Examples include certification in advanced diabetes management, emergency nursing, or as a clinical nurse specialist. These certifications can open doors to specialized roles and higher compensation.

How To Become A Nurse Practitioner

FAQs About Becoming a Nurse Practitioner

1. How long does it take to become a nurse practitioner?

Becoming a nurse practitioner typically takes six to eight years, including earning a BSN, gaining clinical experience, and completing a graduate program.

2. What is the difference between a nurse practitioner and a physician assistant?

Nurse practitioners are registered nurses with advanced education and clinical training, focusing on a holistic approach to patient care. Physician assistants are medical professionals trained to diagnose and treat patients, often under a physician’s supervision.

3. What specialties can nurse practitioners pursue?

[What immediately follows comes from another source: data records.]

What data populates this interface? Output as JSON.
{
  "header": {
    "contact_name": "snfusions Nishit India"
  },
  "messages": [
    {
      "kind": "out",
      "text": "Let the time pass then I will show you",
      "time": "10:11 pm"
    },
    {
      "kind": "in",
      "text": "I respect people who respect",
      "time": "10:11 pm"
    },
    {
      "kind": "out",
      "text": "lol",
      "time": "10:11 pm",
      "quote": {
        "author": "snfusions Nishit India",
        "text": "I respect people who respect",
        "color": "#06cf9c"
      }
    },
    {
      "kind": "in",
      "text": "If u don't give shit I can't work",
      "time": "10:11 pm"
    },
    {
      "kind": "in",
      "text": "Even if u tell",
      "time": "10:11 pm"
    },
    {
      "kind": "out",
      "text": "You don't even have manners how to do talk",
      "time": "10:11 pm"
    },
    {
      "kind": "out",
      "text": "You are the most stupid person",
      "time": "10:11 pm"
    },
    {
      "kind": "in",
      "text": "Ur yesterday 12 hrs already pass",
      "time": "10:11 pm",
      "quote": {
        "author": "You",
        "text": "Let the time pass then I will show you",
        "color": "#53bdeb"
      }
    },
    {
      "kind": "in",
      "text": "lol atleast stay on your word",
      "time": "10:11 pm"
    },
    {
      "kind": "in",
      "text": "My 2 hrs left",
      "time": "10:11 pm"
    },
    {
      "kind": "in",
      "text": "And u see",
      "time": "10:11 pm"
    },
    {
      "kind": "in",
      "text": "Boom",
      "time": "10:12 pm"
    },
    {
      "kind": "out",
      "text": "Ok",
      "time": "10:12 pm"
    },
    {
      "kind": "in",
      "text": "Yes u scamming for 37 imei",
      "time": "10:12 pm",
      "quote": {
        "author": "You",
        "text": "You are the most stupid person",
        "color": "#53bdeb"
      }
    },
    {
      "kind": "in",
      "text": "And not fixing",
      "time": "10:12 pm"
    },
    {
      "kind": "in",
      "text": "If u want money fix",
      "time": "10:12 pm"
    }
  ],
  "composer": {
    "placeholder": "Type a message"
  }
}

Nurse practitioners can specialize in areas such as family practice, adult gerontology, pediatrics, psychiatric-mental health, women’s health, and acute care.

4. What is the average salary of a nurse practitioner?

The average salary of a nurse practitioner varies based on factors such as location, specialty, and experience but typically ranges from $100,000 to $120,000 per year.

5. Can nurse practitioners prescribe medication?

Yes, nurse practitioners can prescribe medication. However, prescriptive authority varies by state, with some states requiring collaboration with or supervision by a physician.

6. What are the main responsibilities of a nurse practitioner?

Nurse practitioners perform health assessments, diagnose and treat illnesses, prescribe medications, order and interpret diagnostic tests, and provide patient education and counseling.

7. How can I finance my nurse practitioner education?

Financial aid options include scholarships, grants, student loans, employer tuition reimbursement programs, and federal loan forgiveness programs for healthcare professionals.

8. What is the job outlook for nurse practitioners?

The job outlook for nurse practitioners is excellent, with the Bureau of Labor Statistics projecting a 45% growth in employment from 2019 to 2029 due to increasing demand for healthcare services.

9. Do nurse practitioners need to recertify?

Yes, nurse practitioners must recertify every five years, which involves completing continuing education and meeting clinical practice requirements.

10. Can nurse practitioners open their practice?

In many states, nurse practitioners can open their practice. However, regulations vary, and some states require NPs to collaborate with or be supervised by a physician.